* **Exercise aim**: Below are records to be repeated in full. Give them exactly.

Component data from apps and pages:
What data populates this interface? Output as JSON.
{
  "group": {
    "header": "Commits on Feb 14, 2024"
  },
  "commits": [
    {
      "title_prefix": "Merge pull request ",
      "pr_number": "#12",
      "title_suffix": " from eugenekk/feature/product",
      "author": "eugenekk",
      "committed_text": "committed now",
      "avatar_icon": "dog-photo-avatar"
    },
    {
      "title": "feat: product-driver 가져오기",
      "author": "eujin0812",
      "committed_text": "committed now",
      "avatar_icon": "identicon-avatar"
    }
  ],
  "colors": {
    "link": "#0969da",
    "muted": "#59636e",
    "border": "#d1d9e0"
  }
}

* **Problem solution**:
What data populates this interface? Output as JSON.
{
  "group": {
    "header": "Commits on Feb 14, 2024"
  },
  "commits": [
    {
      "title_prefix": "Merge pull request ",
      "pr_number": "#12",
      "title_suffix": " from eugenekk/feature/product",
      "author": "eugenekk",
      "committed_text": "committed now",
      "avatar_icon": "dog-photo-avatar"
    },
    {
      "title": "feat: product-driver 가져오기",
      "author": "eujin0812",
      "committed_text": "committed now",
      "avatar_icon": "identicon-avatar"
    }
  ],
  "colors": {
    "link": "#0969da",
    "muted": "#59636e",
    "border": "#d1d9e0"
  }
}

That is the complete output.